Possibly. The sale of government securities to the banks means that the government receives money from the transaction. From there, the intentions of the government are unknown. However, if the government plans on spending the money, then there is the growth of money supply in the economy. On the other hand, it might have different objectives and hence not spend the money. This will mean that the money does not flow into the economy and will have minimal impact on the amount of money in the marketplace.

  1. An increase in government expenditure, financed by borrowing from the banking sector

Yes. An increase in the spending will mean that the government’s budget on expenses has risen (Hailu, 2015). Therefore, the government will spend to attain the goods and services it requires. The supply of money in the economy will have hence increased.

  1. The purchase of government securities by the Central Bank from the banking sector

Possibly. The transaction where there is the purchase of government securities from the banks hands the money to the banks. The increase or the decrease of money in the economy will depend on the bank’s motives. However, the mere act of transacting does not imply the change in the amount of money in the economy. The bank might decide to loan to its clients or make other investments thereby increasing the amount of money in the economy while the bank might opt against the use of that money which does not quite influence the money supply in the economy.

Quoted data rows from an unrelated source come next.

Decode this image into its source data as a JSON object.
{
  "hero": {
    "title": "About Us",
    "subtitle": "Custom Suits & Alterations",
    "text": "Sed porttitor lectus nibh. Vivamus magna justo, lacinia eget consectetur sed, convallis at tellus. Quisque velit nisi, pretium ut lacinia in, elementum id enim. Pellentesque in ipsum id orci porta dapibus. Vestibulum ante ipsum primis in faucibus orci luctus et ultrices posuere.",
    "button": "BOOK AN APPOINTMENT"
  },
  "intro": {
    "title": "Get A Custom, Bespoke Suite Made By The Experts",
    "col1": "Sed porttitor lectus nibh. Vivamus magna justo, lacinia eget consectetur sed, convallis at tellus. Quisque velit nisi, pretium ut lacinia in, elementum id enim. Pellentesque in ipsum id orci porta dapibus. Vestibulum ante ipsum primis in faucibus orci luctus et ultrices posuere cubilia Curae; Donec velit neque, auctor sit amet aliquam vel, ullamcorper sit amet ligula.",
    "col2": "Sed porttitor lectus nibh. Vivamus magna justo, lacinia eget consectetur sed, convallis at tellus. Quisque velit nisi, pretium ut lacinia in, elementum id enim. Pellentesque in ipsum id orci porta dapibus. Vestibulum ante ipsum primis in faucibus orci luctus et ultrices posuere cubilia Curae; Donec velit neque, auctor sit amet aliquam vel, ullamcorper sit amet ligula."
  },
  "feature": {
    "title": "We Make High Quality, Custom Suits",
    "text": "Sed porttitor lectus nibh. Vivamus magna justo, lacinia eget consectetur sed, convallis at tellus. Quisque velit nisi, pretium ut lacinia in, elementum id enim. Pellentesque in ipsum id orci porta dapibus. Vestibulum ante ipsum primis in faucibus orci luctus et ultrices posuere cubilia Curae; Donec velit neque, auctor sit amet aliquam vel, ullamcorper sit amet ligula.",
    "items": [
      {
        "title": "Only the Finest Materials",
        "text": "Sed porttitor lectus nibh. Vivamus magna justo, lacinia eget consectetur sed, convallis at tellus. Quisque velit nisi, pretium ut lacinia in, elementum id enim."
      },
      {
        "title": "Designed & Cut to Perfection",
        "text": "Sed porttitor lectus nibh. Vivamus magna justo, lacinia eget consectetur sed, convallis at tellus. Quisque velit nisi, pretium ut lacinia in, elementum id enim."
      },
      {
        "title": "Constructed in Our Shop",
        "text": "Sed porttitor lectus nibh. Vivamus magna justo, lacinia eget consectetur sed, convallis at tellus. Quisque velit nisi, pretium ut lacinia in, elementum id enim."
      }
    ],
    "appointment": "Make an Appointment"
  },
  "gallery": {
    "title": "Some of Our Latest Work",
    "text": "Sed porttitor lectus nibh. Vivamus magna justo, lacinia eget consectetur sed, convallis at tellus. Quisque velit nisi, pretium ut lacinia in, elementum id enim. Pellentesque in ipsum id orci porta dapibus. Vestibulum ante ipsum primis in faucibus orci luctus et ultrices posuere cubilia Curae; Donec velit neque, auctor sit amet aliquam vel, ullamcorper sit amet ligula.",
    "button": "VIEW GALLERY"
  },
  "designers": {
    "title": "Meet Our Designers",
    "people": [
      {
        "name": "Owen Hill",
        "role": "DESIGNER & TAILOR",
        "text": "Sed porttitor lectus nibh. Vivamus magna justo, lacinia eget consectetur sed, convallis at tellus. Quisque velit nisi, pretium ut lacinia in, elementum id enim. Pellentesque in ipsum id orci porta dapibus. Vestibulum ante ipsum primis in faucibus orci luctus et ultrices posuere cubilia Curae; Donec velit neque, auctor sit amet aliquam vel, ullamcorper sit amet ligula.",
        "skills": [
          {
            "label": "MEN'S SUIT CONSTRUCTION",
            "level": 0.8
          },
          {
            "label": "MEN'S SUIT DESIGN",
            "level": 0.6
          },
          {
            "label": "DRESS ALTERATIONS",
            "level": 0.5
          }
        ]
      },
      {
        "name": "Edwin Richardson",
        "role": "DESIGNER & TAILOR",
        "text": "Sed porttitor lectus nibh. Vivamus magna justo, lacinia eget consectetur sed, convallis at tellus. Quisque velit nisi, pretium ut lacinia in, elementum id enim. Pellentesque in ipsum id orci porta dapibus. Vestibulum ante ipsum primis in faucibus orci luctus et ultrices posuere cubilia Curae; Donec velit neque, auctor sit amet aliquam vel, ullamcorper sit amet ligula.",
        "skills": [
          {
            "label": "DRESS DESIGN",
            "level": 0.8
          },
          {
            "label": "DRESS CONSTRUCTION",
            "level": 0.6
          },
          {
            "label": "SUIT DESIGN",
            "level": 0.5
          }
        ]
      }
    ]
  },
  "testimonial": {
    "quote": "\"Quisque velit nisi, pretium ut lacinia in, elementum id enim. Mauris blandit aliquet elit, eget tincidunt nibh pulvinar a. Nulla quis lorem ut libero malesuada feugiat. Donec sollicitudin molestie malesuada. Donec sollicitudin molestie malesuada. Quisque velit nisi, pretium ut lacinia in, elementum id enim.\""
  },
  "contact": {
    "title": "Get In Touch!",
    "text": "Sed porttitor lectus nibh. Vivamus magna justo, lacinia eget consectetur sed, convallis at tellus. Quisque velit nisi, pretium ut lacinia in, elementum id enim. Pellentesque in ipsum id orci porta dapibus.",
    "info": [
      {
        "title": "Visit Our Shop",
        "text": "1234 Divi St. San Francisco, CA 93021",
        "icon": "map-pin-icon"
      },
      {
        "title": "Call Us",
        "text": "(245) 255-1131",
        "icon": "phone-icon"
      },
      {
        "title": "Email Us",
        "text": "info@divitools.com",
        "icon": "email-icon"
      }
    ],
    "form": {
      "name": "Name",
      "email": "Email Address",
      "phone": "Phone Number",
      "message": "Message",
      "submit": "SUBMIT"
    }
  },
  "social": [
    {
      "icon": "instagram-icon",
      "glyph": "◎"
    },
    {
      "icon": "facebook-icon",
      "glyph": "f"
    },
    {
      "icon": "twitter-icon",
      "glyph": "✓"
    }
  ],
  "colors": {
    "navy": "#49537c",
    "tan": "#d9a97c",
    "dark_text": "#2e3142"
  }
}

  1. It is agreed by the Treasurer and the Governor of the Central Bank to reduce the target rate of inflation

No. Inflation is brought about by an increase in the amount of money supply in the economy. This is not to mean it is the only factor that can lead to inflation but this answer is about the context of this paper. Reducing the inflation rates will mean the application of policies that minimize the amount of money draining into the economy (Christiano & Fitzgerald, 2003). The consensus will mean that the amount of money in the economy will reduce.


Abs.gov.au. (2014). 6105.0 – Australian Labour Market Statistics, July 2014. https://www.abs.gov.au/ausstats/[email protected]/Latestproducts/6105.0Feature Article53July 2014 [Accessed 28 May 2018].

Baumol, W. J., & Blinder, A. S. (2012). Economics: Principles and policy. Australia: South-Western Cengage Learning.

Christiano, L., & Fitzgerald, T. (2003). Inflation and monetary policy in the twentieth century.

Diamond, P. (2013). Cyclical unemployment, structural unemployment. IMF Economic Review, 61(3), 410-455.

Dwivedi, D. N. (2001). Macroeconomics: Theory and policy. New Delhi: Tata McGraw-Hill.

Hailu, F. (2015). The effect of government expenditure on private investment in Ethiopia: A time series analysis. Hamburg: Anchor Academic Publishing.

Mukherjee, S. (2010). Modern economic theory. New Delhi: New Age International (P) Ltd.

Mushin, J. (2002). Output and the Role of Money: An Overview of Macroeconomic Theory. World Scientific Publishing Company.

Rba.gov.au. (2018). https://www.rba.gov.au/education/resources/explainers/pdf/unemployment-its-measurement-and-types.pdf [Accessed 28 May 2018].

Tucker, I. B. (2011). Economics for today. Mason, OH: South-Western Cengage Learning.